Don’t put off indefinitely taking decisions about the choices in your life. There’s a saying in Russia – kinda dumb – but still I like it. “I’m a girl. I don’t want to decide anything, I want a new dress”. You can change ‘dress’ to whatever you like: a bowl of ice cream, a cup of cappuccino, etc. I personally prefer to lie in my bed, watching television without being interrupted by anyone (except my cat, obviously). But . . . remember the “Rolling Stones” line? When you postpone making a decision, you prolong the feeling of depression and sadness which comes with uncertainty. Don’t hurry, thoughtlessly immersing yourself in one option. Analyze all the benefits and disadvantages, and then do what you should!

Mark your priorities. For example, you’re choosing a new apartment. You see about ten different flats, and you have a feeling that you like them all, being incapable of making a decision. Think about what is the most important to you: living close to your job/school/metro station? Having a low rent or nice neighbors? Good view, maybe? At least two rooms? Being in a positive relationship with the apartment owner? Make a list, put all these key points in order. That’s the easiest way to make sure your mind makes the decision, not your heart.

Try to imagine the possible bad consequences and let them set your limits. You want to start your own company. If it doesn’t make a profit in a year, stop investing your time and money in it. If your new boss asks you to work overtime over a weekend, quit the job. If you feel unhappy but obligated in your relationships, go to a family therapist. If you don’t think it helps, try to take a break.

Also I strongly recommend reading an amazing book, Decisive: How to Make Better Choices in Life and Workby Chip and Dan Heath. This is a must-read book for those who need a guide in decision-making processes in different spheres of life. Another favorite example of mine is the Mr. Nobodymovie. Its plot is based on the story of old man who looks back on his life, thinking about the consequences of his actions, and what might have happened if he had behaved differently. Jared Leto’s acting is amazing, and this drama will make you analyze your own critical junctions, I promise.

Sometimes we can’t make a choice because we’re under pressure from fear. We don’t want to take responsibility, we don’t want to be guilty if something goes wrong. We’re emotional, often exhausted, often feeling weak. Close your eyes and try to count how many decisions we actually make every day. We choose what to wear, what to eat, which way we’ll go home, what we’ll tell and what we’ll write.

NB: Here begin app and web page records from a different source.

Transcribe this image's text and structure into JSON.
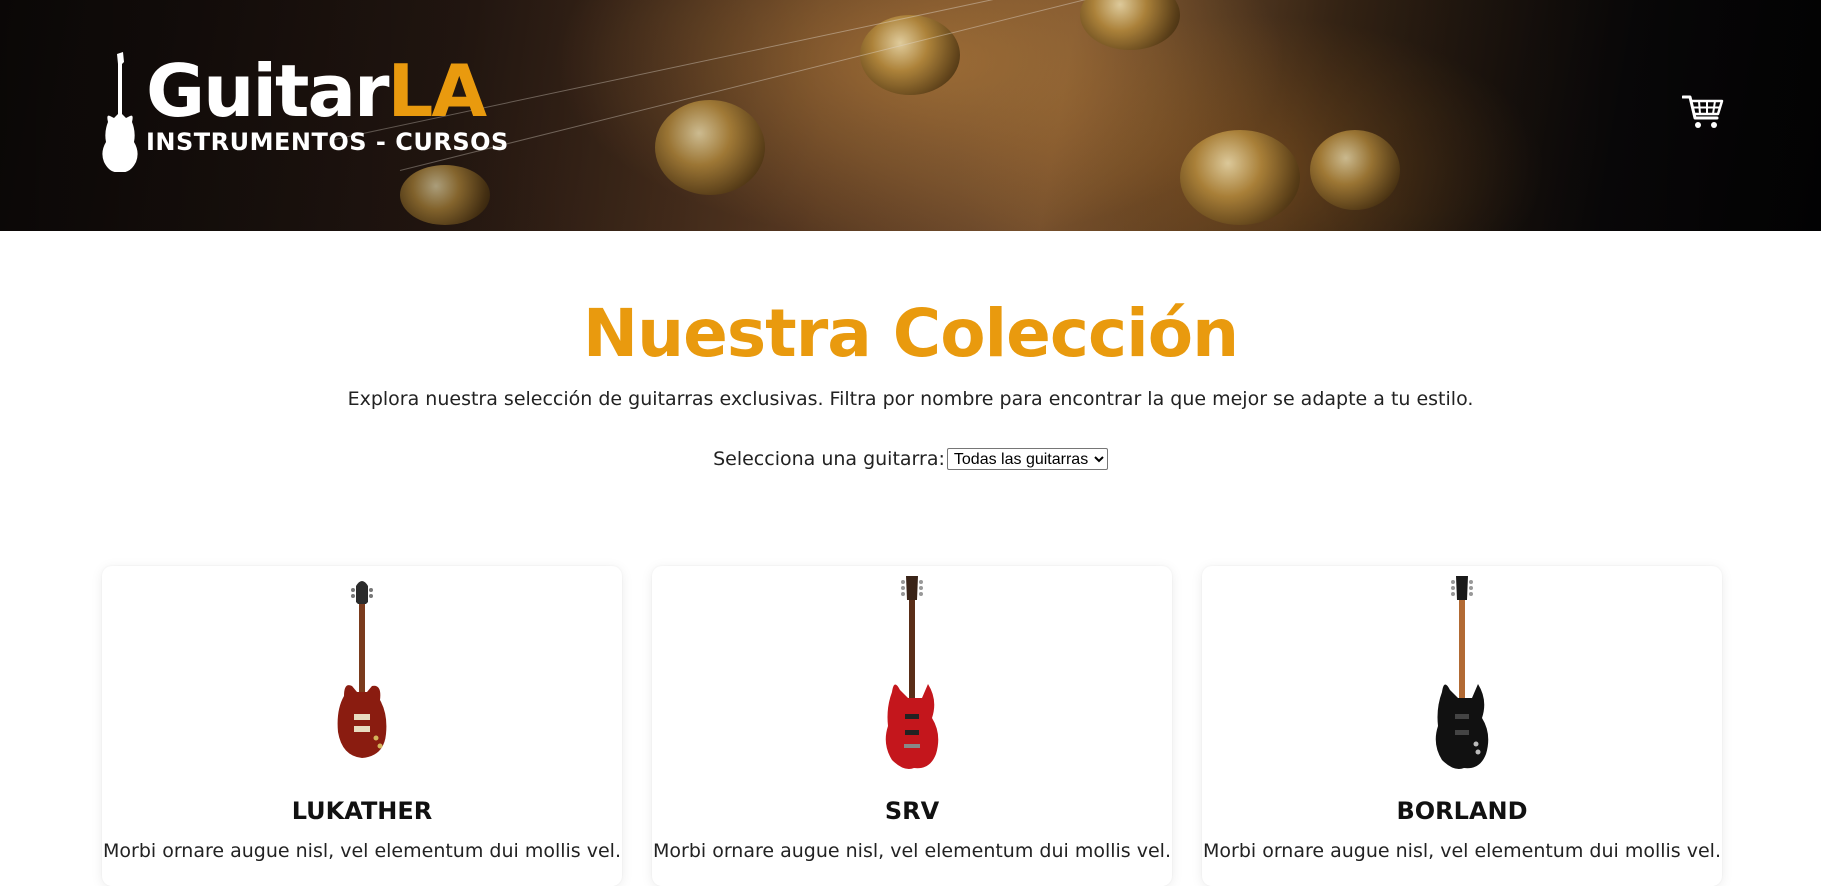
{
  "header": {
    "logo": {
      "name_main": "Guitar",
      "name_accent": "LA",
      "tagline": "INSTRUMENTOS - CURSOS"
    },
    "cart_icon": "shopping-cart-icon"
  },
  "main": {
    "title": "Nuestra Colección",
    "intro": "Explora nuestra selección de guitarras exclusivas. Filtra por nombre para encontrar la que mejor se adapte a tu estilo.",
    "filter": {
      "label": "Selecciona una guitarra:",
      "selected": "Todas las guitarras"
    }
  },
  "products": [
    {
      "name": "LUKATHER",
      "description": "Morbi ornare augue nisl, vel elementum dui mollis vel.",
      "image": "les-paul-guitar-red",
      "body_color": "#8a1c10"
    },
    {
      "name": "SRV",
      "description": "Morbi ornare augue nisl, vel elementum dui mollis vel.",
      "image": "superstrat-guitar-red",
      "body_color": "#c4161c"
    },
    {
      "name": "BORLAND",
      "description": "Morbi ornare augue nisl, vel elementum dui mollis vel.",
      "image": "superstrat-guitar-black",
      "body_color": "#111111"
    }
  ],
  "colors": {
    "accent": "#e99a0e",
    "text": "#222222"
  }
}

You don’t even notice that your life path is full of choices and decisions and some of them lead to crucial outcomes. You’re strong and powerful. No one knows your life better than you do. So try to avoid these mistakes and remember important rules, listen to yourself, and don’t forget that your main aim is to be satisfied in the end, no matter what you choose.

Photo: Shutterstock

Support us!

All your donations will be used to pay the magazine’s journalists and to support the ongoing costs of maintaining the site.


paypal smart payment button for simple membership

Share this post

Interested in co-operating with us?

We are open to co-operation from writers and businesses alike. You can reach us on our email at and we will get back to you as quick as we can.

Where to next?

Socialization and Career Development

Many organizations now see the value in providing employees with formalized networking events to help them hone the soft skills essential to career advancement.